This past weekend marked the 30th anniversary of the O.G. Game Boy. That means high-quality portable gaming has been a thing for almost my entire life, and I don’t think I really appreciated it until recently. Back in the 90s, I remember thinking that the games were fun, but the screen was so hard to see, and I hated having to risk running out of battery life in the middle of an important game. As such, while I played most of the must-see titles (like The Legend of Zelda: Link’s Awakening and Super Mario Land 2: Six Golden Coins), I never really delved too deeply into the catalogue. I’m realizing that was a mistake. However, while the Game Boy has reached a pretty significant milestone and is worthy of all the praise being poured out upon it by publications this week, I want to talk about the Game Boy’s first full-fledged successor (I’m not counting the Game Boy Color, which I think of as more a mid-generation update): the Game Boy Advance.

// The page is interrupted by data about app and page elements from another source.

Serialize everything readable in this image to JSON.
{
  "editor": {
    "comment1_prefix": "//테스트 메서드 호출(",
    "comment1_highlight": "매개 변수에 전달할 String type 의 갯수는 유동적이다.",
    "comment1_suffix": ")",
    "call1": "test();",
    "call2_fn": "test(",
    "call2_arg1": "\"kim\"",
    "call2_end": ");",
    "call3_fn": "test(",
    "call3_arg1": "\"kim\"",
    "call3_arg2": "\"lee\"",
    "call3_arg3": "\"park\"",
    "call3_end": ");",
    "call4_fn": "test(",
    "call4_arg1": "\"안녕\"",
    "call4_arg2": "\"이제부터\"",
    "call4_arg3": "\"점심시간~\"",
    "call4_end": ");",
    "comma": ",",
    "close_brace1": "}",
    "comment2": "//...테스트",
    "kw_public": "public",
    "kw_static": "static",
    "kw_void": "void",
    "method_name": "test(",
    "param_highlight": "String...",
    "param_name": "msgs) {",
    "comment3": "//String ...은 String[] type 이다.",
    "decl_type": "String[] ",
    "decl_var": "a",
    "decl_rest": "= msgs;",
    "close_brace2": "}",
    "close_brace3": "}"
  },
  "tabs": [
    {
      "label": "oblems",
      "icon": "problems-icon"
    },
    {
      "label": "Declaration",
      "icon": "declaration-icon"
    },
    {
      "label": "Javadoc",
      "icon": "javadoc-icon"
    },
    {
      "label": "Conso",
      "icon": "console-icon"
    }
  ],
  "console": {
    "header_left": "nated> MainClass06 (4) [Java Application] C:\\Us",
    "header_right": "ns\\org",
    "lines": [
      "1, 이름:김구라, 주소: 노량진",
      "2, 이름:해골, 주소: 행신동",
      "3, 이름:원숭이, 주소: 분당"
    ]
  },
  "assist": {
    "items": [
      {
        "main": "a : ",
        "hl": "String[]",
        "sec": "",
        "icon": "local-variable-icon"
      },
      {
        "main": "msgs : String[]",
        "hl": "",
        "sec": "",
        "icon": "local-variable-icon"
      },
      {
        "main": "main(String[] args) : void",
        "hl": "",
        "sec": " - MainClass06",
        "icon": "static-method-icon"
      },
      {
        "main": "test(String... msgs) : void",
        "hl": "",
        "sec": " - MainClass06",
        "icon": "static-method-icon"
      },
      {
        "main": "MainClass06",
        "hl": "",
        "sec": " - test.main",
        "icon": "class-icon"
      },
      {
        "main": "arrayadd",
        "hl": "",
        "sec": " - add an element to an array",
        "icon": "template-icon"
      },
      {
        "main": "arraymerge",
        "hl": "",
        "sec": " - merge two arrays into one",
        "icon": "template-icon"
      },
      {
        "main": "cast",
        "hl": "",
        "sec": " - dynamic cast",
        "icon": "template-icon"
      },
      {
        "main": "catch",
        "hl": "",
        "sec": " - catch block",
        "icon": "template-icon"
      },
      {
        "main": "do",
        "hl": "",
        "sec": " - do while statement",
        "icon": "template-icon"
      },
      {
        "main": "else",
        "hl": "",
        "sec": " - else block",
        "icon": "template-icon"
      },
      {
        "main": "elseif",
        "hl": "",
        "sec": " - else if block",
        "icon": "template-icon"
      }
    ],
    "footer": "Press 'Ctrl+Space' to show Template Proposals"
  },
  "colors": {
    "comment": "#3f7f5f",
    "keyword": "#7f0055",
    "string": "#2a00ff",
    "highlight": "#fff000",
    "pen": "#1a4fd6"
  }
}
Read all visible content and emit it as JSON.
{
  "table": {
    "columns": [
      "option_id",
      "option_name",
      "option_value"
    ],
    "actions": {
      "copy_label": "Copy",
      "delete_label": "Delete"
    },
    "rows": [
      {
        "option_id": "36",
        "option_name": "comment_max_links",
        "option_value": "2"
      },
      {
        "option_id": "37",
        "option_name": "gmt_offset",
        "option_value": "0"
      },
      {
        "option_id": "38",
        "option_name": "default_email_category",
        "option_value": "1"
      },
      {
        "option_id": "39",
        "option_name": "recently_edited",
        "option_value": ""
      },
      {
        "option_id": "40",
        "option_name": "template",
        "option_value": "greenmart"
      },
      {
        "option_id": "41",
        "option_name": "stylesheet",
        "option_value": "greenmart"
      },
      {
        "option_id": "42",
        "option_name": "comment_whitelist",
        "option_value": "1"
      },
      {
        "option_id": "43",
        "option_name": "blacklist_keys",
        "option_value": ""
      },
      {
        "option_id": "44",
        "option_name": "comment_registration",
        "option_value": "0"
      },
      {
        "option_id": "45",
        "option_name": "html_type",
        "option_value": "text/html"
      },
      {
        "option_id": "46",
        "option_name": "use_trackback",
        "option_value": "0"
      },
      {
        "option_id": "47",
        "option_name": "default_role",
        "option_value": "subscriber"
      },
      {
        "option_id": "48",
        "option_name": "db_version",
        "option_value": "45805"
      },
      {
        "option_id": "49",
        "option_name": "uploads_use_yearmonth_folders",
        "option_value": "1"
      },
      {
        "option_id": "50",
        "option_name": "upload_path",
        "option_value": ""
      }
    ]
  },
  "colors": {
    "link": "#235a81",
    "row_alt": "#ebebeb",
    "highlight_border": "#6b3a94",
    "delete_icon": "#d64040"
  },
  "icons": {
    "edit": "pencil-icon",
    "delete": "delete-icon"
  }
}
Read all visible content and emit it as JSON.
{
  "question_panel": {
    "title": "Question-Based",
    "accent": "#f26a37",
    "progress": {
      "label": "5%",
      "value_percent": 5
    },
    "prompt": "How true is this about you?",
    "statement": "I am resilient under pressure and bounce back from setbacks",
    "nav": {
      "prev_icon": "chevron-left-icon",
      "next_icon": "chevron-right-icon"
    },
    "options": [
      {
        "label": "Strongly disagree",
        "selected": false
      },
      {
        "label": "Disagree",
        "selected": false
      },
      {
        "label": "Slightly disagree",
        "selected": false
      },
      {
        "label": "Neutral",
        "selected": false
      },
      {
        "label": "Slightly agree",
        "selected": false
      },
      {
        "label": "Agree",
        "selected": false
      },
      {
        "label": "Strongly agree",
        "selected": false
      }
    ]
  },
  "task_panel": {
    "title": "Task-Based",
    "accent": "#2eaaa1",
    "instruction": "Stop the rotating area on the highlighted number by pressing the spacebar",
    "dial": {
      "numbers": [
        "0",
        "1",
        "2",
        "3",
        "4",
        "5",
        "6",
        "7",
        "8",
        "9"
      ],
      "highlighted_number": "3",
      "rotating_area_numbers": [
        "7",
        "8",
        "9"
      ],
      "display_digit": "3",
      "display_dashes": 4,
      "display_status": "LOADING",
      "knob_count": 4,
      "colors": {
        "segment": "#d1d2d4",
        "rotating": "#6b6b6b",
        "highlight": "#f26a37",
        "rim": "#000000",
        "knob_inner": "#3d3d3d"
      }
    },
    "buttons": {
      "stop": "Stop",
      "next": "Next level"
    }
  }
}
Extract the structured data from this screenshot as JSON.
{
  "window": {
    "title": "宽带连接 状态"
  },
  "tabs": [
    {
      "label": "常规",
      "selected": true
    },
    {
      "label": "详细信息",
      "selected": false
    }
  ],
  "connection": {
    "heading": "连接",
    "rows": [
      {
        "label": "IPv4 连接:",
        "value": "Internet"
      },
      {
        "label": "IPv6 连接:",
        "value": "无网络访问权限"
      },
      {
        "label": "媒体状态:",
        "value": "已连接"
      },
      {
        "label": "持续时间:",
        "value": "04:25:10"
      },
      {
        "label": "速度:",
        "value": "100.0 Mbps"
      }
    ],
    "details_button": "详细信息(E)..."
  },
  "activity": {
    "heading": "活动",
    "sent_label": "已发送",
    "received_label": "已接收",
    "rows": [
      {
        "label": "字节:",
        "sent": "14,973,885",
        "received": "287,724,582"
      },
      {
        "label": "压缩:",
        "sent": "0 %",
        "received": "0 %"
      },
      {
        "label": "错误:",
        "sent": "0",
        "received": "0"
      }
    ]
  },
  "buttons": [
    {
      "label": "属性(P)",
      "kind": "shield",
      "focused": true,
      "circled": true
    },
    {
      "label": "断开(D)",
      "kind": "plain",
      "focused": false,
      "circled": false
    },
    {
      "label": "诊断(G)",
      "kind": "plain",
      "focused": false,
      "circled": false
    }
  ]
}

I purchased a Game Boy Advance SP, the clamshell redesign with a backlit screen, just before starting college. That meant its impressive library went overlooked, as I spent too much time studying and flirting and all that other college stuff. Only now, in my mid-thirties, am I starting to dive into the collection, and I’ve been blown away by what I’ve seen.
The hardware is unabashedly 16-bit in presentation (though the system is technically 32-bit). What this amounts to is games that appear to be Super NES quality, but made by developers with more years’ experience developing games. It’s not a Super NES-lite; if anything, it’s the next logical evolution of that type of game. The lack of an X and Y button makes straight game conversion from Super NES a bit tricky, though the L and R buttons are a very smart addition over the original Game Boy. The fact that it’s completely backwards compatible with all original Game Boy and Game Boy Color games makes this an even more appealing proposition.
With over 1,000 games, there’s plenty in any given genre to keep you occupied. Here are a few of my personal favorites.
The Castlevania games
Castlevania: Symphony of the Night was a monumental achievement in 2D platformer design. Its open-ended gameplay and gorgeous, hand-drawn graphics set a new benchmark that even Konami themselves had difficulty surpassing. They came closest with the Game Boy Advance Castlevania games: Circle of the Moon, Harmony of Dissonance, and Aria of Sorrow. Each took the central mechanics of Symphony of the Night and added their own spin to the formula. In total, they form a trilogy of platforming near-perfection.
The Legend of Zelda: The Minish Cap
If The Legend of Zelda: Link’s Awakening proved that Zelda could make a successful transition to portable systems, then The Minish Cap proved it could be near-indecipherable from the console experience. Taking the classic gameplay from earlier 2D Zelda games, it added in a shrinking/growing mechanic that added another dimension to the gameplay.
Final Fantasy Tactics Advance
Expanding on the Final Fantasy Tactics formula, Advance ups the ante with more than 30 jobs to assign to your motley crew of warriors. Along with the updates to the job system, Advance brought Judges to the battlefield, creating unique rules for each battle that all participants must obey, lest they incur penalties. The fairytale storyline wasn’t as compelling as the original tale of war and religion gone wrong, but that’s only a small knock against an otherwise impressive strategy roleplaying game.
Epic role-playing games had been done on portable systems before, but Golden Sun raised the bar. With beautiful graphics and cool (for the time) 3D effects in battles, it was a treat for the eyes. And its story was just as expansive as its console contemporaries. Fun puzzles, challenging fights, it had everything you’d expect. Its sequel took the unique angle of telling the story from the perspective of the original game’s antagonists. Both are well worth tracking down today.
The Metroid series has been on a bit of a hiatus lately, though that is likely to change with Metroid Prime 4 on the Switch (whenever that comes out). After Super Metroid, we had to suffer through eight agonizing years before Metroid Fusion hit the GBA, but it was worth the wait. Leaving behind the series’s traditional planetary wasteland settings, Fusion took place on a starship under siege. Samus battled against her evil clone as she once again collected her traditional powerups and took down massive bosses.
The Game Boy Player
There’s not really a wrong way to play Game Boy Advance games. There’s of course the traditional Game Boy Advance system, which was great, albeit a bit hard to see without direct light (much like its predecessor, the original Game Boy). A better choice is the Game Boy Advance SP, which began Nintendo’s love affair with the clamshell design. Even better, it had a built-in light. Still, the finest way to play Game Boy Advance games — if you’re not worried about that whole portability thing — is the Game Boy Player for the Nintendo Gamecube. While a bit on the rare (read: expensive) side these days, the ability to play this huge collection of games on a TV is worth its weight in gold. Just be sure, if you buy it, that it includes the startup disc — the player is useless without it.
This should give any potential collectors a good leaping-off point to begin their Game Boy Advance adventure. Nintendo has consistently led the way in the portable space, and they continue to dominate to this day, with the Switch successfully merging the home console and the portable. With such an enormous back catalog of great games, it’s easy to find something you’ll love.